Arguments at the Ohio Supreme Court-about the validity of an eminent domain case involving a golf course that houses age old earthworks-have begun. The case revolves around the Moundbuilders Country Club (the “club”), an 18-hole golf course located on sacred Native American grounds. The current owner of the property is the Ohio History Connection (“OHC”), a statewide nonprofit organization that contracts with the state to oversee more than 50 historic sites. OHC wants to acquire the property via eminent domain, by terminating its lease with the club and paying for its fair market value. OHC has leased the property to the club since acquiring it in 1933.
The club opened in 1911 and was designed by a noted golf architect, Thomas Bendelow, who designed America’s first 18-hole public golf course, Van Cortlandt Park, in the Bronx. The golf course’s topography is built around mounds (the “Octagon Mounds”) that were created by the Hopewell tribe approximately 2,000 years ago, as a way to measure the movement of the sun and the moon through the heavens. The Octagon Mounds will likely be named a UNESCO Heritage Site. The Hopewell culture at one point had built hundreds of major earthworks. The mound building groups of Native Americas lived from about 100 B.C.E. to 500 C.E, and the Octagon Mounds at this golf course are widely embraced as an astronomical and geometric marvel. Sadly, until recently the value of the mounds wasn’t recognized, and many have been destroyed.
Now to the issue of eminent domain. The club has leased the land for more than a century, and is now being asked to relocate so that the mounds can be properly embraced as an archaeological treasure. Moving the golf club, however, will require a tremendous amount of money, something that the 300 mostly blue-collar members says that they don’t have.
OHC, the nonprofit that has owned the site since 1933, is utilizing its powers of eminent domain in a lawsuit to buy back the club’s lease, which would hold another 57 years. The club disputes OHC’s right to break the contract. In January 2020, a state appeals court ruled in favor of OHC; and now the case is headed to the Ohio Supreme Court. OHC offered the club $800,000 to buy back the lease, based on its appraisal. But the OHC received a second appraisal of $1.75 million, which it did not disclose until a year later. Reports say that the club wants $12 million to relinquish its lease, which expires in 2078.
Joe Fraley, the attorney for Moundbuilders Country Club in the eminent domain proceedings, said the two issues are whether the OHC purchase offer was made in good faith, and if the trial court used the appropriate standard to determine the taking by eminent domain. He raised the issue of the two appraisals in his arguments. The Club has also argued that OHC’s public purpose (another pre-requisite for eminent domain) could be accomplished without eminent domain, by an expanded program of research, education services and preservation — and without ending the lease of a major employer in the area.
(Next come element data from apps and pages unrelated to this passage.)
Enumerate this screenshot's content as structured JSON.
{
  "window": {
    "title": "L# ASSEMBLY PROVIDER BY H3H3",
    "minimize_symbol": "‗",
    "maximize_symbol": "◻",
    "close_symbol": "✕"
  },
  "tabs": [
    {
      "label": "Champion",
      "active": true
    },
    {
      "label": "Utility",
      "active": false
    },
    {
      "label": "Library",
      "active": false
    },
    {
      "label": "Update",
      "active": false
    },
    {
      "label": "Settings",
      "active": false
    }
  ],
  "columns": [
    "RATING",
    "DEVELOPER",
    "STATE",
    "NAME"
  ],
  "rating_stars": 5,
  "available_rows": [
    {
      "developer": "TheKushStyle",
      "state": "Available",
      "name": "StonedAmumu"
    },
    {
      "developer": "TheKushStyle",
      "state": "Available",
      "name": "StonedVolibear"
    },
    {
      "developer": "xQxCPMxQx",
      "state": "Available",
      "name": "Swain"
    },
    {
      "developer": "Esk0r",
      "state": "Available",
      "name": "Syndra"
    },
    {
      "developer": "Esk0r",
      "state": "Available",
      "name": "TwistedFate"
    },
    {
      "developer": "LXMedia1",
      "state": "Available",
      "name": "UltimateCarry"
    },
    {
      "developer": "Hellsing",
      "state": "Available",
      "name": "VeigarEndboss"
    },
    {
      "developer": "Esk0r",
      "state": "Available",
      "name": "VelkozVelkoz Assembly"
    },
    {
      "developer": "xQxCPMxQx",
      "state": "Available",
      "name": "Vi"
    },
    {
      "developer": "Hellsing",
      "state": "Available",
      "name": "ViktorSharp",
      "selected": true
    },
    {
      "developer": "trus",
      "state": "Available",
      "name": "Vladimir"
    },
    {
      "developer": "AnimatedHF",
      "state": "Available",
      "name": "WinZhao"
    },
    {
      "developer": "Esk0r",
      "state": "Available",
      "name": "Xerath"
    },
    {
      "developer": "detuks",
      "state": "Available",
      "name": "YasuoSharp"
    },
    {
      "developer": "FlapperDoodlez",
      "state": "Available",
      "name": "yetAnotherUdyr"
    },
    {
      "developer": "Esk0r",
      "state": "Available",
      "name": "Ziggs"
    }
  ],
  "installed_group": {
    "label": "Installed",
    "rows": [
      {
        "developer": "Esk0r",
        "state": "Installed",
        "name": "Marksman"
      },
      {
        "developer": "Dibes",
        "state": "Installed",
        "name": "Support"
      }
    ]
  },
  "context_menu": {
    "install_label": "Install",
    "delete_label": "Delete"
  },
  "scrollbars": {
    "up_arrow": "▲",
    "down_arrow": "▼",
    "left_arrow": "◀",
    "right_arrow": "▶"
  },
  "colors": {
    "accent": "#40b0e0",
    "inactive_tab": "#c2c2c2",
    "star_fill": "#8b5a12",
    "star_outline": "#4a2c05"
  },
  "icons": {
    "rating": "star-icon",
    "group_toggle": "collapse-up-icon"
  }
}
Unlike New York eminent domain proceedings (which are almost impossible to stop or challenge successfully), the validity of Ohio eminent domain proceedings appear to heavily rely on whether the Condemnor (here OHC) made a good faith offer. If they did, then the end result is a valuation trial in front of a jury (as opposed to New York, where eminent domain trials are only heard by a judge, without a jury).
This is certainly and interesting case and one that we are sure to follow. Stay tuned!